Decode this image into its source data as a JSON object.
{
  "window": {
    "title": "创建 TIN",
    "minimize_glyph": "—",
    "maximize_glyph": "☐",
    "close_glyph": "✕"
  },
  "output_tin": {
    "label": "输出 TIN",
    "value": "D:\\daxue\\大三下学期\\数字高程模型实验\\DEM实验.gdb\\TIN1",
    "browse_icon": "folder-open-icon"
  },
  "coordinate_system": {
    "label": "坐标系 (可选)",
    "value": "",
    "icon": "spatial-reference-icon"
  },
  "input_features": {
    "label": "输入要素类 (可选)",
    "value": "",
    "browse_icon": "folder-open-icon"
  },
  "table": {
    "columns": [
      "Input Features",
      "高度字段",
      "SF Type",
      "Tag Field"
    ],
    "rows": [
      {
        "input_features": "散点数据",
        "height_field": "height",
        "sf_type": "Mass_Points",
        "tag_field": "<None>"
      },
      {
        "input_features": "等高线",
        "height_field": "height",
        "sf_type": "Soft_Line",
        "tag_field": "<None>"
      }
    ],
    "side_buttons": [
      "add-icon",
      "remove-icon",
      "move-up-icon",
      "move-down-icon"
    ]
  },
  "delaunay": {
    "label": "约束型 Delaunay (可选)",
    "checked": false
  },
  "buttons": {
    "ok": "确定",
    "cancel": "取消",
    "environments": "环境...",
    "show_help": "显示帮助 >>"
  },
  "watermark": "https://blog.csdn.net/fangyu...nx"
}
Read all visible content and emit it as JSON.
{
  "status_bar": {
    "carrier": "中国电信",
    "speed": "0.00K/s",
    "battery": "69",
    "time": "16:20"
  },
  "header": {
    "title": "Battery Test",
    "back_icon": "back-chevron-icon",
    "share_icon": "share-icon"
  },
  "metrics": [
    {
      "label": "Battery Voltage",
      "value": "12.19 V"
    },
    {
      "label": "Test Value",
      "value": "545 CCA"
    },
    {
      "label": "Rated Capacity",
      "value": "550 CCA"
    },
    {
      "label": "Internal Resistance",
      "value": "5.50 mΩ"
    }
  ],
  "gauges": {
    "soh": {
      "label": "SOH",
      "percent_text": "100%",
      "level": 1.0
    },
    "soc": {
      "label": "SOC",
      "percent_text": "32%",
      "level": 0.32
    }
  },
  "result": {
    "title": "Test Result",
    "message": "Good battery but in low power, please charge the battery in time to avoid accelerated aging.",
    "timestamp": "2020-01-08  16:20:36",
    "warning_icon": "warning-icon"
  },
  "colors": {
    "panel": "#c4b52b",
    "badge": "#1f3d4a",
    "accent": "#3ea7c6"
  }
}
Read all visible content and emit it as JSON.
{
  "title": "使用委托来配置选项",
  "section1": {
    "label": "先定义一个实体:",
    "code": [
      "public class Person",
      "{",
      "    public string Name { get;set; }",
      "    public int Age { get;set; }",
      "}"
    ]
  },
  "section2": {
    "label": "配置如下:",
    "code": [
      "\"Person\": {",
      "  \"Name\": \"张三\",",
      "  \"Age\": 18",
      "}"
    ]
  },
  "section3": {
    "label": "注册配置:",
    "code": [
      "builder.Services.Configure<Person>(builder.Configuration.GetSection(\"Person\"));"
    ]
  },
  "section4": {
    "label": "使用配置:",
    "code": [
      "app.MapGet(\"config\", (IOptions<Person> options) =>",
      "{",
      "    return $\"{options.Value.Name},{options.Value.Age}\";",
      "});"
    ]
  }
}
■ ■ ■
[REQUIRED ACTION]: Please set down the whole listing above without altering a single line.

[RESULT OF THIS EXERCISE]:
Decode this image into its source data as a JSON object.
{
  "window": {
    "title": "创建 TIN",
    "minimize_glyph": "—",
    "maximize_glyph": "☐",
    "close_glyph": "✕"
  },
  "output_tin": {
    "label": "输出 TIN",
    "value": "D:\\daxue\\大三下学期\\数字高程模型实验\\DEM实验.gdb\\TIN1",
    "browse_icon": "folder-open-icon"
  },
  "coordinate_system": {
    "label": "坐标系 (可选)",
    "value": "",
    "icon": "spatial-reference-icon"
  },
  "input_features": {
    "label": "输入要素类 (可选)",
    "value": "",
    "browse_icon": "folder-open-icon"
  },
  "table": {
    "columns": [
      "Input Features",
      "高度字段",
      "SF Type",
      "Tag Field"
    ],
    "rows": [
      {
        "input_features": "散点数据",
        "height_field": "height",
        "sf_type": "Mass_Points",
        "tag_field": "<None>"
      },
      {
        "input_features": "等高线",
        "height_field": "height",
        "sf_type": "Soft_Line",
        "tag_field": "<None>"
      }
    ],
    "side_buttons": [
      "add-icon",
      "remove-icon",
      "move-up-icon",
      "move-down-icon"
    ]
  },
  "delaunay": {
    "label": "约束型 Delaunay (可选)",
    "checked": false
  },
  "buttons": {
    "ok": "确定",
    "cancel": "取消",
    "environments": "环境...",
    "show_help": "显示帮助 >>"
  },
  "watermark": "https://blog.csdn.net/fangyu...nx"
}
Read all visible content and emit it as JSON.
{
  "status_bar": {
    "carrier": "中国电信",
    "speed": "0.00K/s",
    "battery": "69",
    "time": "16:20"
  },
  "header": {
    "title": "Battery Test",
    "back_icon": "back-chevron-icon",
    "share_icon": "share-icon"
  },
  "metrics": [
    {
      "label": "Battery Voltage",
      "value": "12.19 V"
    },
    {
      "label": "Test Value",
      "value": "545 CCA"
    },
    {
      "label": "Rated Capacity",
      "value": "550 CCA"
    },
    {
      "label": "Internal Resistance",
      "value": "5.50 mΩ"
    }
  ],
  "gauges": {
    "soh": {
      "label": "SOH",
      "percent_text": "100%",
      "level": 1.0
    },
    "soc": {
      "label": "SOC",
      "percent_text": "32%",
      "level": 0.32
    }
  },
  "result": {
    "title": "Test Result",
    "message": "Good battery but in low power, please charge the battery in time to avoid accelerated aging.",
    "timestamp": "2020-01-08  16:20:36",
    "warning_icon": "warning-icon"
  },
  "colors": {
    "panel": "#c4b52b",
    "badge": "#1f3d4a",
    "accent": "#3ea7c6"
  }
}
Read all visible content and emit it as JSON.
{
  "title": "使用委托来配置选项",
  "section1": {
    "label": "先定义一个实体:",
    "code": [
      "public class Person",
      "{",
      "    public string Name { get;set; }",
      "    public int Age { get;set; }",
      "}"
    ]
  },
  "section2": {
    "label": "配置如下:",
    "code": [
      "\"Person\": {",
      "  \"Name\": \"张三\",",
      "  \"Age\": 18",
      "}"
    ]
  },
  "section3": {
    "label": "注册配置:",
    "code": [
      "builder.Services.Configure<Person>(builder.Configuration.GetSection(\"Person\"));"
    ]
  },
  "section4": {
    "label": "使用配置:",
    "code": [
      "app.MapGet(\"config\", (IOptions<Person> options) =>",
      "{",
      "    return $\"{options.Value.Name},{options.Value.Age}\";",
      "});"
    ]
  }
}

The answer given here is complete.